Froude, J.A. “The Commonplace Book of Richard Hilles.” Fraser’s Magazine Aug. 1858: 127-45.

Hanawalt, Barbara .Growing Up in Medieval London. New York: Oxford UP, 1993: 69-87.

Jones, Ann Roselind. "Nets and Bridles: Early Modern Conduct Books and Sixteenth-Century Women's Lyrics." The Ideology of Conduct: Essays on Literature and the History of Sexuality. Ed. Nancy Armstrong and Leonard Tennenhouse. New York: Methuen, 1987: 39-72.

Lerer, Seth. Chaucer and His Readers: Imagining the Author in Late Medieval England. Princeton: Princeton UP, 1993.

Meale, Carol. “The Compiler at Work: John Colyns and BL MS Harley 2252.” Manuscripts and Readers in Fifteenth Century England. Ed. Derek Pearsall. Cambridge: Brewer, 1983: 82-103.

Mynors, R.A.B. Catalogue of the Manuscripts of Balliol College Oxford. Oxford: Clarendon, 1963: 352-54.

Ogilvie-Thomson, S.J. A Handlist of Manuscripts Containing Middle English Prose in Oxford College Libraries. The Index of Middle English Prose, Handlist 7. Cambridge: Brewer, 1991.
Riddy, Felicity. "Mother Knows Best: Reading Social Change in a Courtesy Text." Speculum 71 (1996): 43-65.

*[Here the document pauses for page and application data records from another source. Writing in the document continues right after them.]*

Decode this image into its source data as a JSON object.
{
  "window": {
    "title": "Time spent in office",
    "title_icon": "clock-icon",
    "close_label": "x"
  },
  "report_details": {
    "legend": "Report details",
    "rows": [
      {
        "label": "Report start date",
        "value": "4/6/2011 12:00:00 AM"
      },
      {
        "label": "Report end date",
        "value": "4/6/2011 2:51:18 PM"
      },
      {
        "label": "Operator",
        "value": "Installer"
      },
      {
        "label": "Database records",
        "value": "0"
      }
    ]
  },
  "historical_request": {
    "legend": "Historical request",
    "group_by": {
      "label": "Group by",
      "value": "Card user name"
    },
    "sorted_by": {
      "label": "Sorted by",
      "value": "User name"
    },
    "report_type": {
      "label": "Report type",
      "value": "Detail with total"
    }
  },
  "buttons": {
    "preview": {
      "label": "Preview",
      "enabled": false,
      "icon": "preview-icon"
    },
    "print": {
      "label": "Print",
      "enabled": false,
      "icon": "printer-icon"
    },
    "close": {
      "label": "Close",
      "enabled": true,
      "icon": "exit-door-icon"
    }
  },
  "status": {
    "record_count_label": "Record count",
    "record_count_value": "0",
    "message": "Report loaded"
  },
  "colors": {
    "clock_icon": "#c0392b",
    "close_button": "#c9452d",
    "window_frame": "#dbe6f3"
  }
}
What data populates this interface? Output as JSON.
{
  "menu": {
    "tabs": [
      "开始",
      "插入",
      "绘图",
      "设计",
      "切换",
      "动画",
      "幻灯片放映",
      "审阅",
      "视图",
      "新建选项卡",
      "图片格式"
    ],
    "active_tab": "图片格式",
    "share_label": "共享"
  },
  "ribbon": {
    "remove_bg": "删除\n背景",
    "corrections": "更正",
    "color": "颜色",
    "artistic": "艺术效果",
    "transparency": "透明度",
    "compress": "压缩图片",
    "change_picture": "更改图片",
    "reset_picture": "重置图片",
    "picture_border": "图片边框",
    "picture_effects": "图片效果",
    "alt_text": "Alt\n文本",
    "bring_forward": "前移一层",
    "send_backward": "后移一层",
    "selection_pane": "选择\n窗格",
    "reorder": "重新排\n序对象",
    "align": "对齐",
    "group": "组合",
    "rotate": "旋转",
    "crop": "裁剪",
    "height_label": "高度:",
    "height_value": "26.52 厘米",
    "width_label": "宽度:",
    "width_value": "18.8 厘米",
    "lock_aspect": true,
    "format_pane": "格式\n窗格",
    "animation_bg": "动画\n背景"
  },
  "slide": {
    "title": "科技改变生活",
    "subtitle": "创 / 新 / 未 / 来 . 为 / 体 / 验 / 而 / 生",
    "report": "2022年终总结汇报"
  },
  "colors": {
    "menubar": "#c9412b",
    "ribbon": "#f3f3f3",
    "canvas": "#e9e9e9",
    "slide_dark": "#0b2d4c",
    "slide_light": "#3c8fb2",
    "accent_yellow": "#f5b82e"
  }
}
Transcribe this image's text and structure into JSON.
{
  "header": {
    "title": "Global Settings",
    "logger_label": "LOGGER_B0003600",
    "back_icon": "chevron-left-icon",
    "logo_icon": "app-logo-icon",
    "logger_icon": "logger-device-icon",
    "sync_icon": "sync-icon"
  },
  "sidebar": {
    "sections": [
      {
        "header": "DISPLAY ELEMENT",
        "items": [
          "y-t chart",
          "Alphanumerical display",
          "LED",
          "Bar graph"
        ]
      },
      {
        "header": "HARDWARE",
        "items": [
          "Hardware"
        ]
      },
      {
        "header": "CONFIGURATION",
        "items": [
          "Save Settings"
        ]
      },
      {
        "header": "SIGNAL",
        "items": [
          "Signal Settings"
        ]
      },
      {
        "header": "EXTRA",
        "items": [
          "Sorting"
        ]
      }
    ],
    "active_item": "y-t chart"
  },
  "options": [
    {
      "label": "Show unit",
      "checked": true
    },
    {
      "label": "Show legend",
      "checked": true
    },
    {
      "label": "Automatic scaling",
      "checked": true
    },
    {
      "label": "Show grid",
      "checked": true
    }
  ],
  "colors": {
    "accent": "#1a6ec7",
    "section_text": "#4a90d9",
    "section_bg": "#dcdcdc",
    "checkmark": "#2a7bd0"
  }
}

Shahar, Shulasmith . Childhood in the Middle Ages. Trans. Chaya Galai. Routledge: London, 1990.










Updated 9/30/02